(Excerpts from a dataset)
_ _ _

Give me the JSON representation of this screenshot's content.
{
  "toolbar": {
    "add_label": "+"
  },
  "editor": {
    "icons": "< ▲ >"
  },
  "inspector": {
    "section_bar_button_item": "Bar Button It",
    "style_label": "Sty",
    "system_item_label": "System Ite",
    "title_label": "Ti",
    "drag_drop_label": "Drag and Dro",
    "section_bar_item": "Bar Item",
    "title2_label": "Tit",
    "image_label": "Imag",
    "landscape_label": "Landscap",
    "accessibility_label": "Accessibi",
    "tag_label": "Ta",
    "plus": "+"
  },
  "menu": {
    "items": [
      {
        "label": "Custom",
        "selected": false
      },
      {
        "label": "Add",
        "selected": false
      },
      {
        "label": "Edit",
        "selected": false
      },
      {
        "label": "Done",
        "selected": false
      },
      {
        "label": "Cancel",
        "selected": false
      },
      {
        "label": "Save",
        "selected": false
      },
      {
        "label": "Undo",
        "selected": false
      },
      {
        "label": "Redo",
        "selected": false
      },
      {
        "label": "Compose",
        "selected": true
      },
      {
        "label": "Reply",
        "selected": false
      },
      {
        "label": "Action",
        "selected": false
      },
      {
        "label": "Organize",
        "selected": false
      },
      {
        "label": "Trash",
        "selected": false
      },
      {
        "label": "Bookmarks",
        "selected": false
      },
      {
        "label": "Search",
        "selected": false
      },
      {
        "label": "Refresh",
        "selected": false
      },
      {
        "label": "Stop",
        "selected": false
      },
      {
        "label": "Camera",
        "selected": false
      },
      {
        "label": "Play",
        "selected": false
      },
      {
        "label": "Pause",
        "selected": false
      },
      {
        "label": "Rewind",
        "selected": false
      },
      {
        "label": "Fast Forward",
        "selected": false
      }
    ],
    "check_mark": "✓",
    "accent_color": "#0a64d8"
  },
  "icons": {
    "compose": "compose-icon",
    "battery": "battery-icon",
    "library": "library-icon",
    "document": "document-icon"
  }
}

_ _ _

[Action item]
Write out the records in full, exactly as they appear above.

[Task solution]
Give me the JSON representation of this screenshot's content.
{
  "toolbar": {
    "add_label": "+"
  },
  "editor": {
    "icons": "< ▲ >"
  },
  "inspector": {
    "section_bar_button_item": "Bar Button It",
    "style_label": "Sty",
    "system_item_label": "System Ite",
    "title_label": "Ti",
    "drag_drop_label": "Drag and Dro",
    "section_bar_item": "Bar Item",
    "title2_label": "Tit",
    "image_label": "Imag",
    "landscape_label": "Landscap",
    "accessibility_label": "Accessibi",
    "tag_label": "Ta",
    "plus": "+"
  },
  "menu": {
    "items": [
      {
        "label": "Custom",
        "selected": false
      },
      {
        "label": "Add",
        "selected": false
      },
      {
        "label": "Edit",
        "selected": false
      },
      {
        "label": "Done",
        "selected": false
      },
      {
        "label": "Cancel",
        "selected": false
      },
      {
        "label": "Save",
        "selected": false
      },
      {
        "label": "Undo",
        "selected": false
      },
      {
        "label": "Redo",
        "selected": false
      },
      {
        "label": "Compose",
        "selected": true
      },
      {
        "label": "Reply",
        "selected": false
      },
      {
        "label": "Action",
        "selected": false
      },
      {
        "label": "Organize",
        "selected": false
      },
      {
        "label": "Trash",
        "selected": false
      },
      {
        "label": "Bookmarks",
        "selected": false
      },
      {
        "label": "Search",
        "selected": false
      },
      {
        "label": "Refresh",
        "selected": false
      },
      {
        "label": "Stop",
        "selected": false
      },
      {
        "label": "Camera",
        "selected": false
      },
      {
        "label": "Play",
        "selected": false
      },
      {
        "label": "Pause",
        "selected": false
      },
      {
        "label": "Rewind",
        "selected": false
      },
      {
        "label": "Fast Forward",
        "selected": false
      }
    ],
    "check_mark": "✓",
    "accent_color": "#0a64d8"
  },
  "icons": {
    "compose": "compose-icon",
    "battery": "battery-icon",
    "library": "library-icon",
    "document": "document-icon"
  }
}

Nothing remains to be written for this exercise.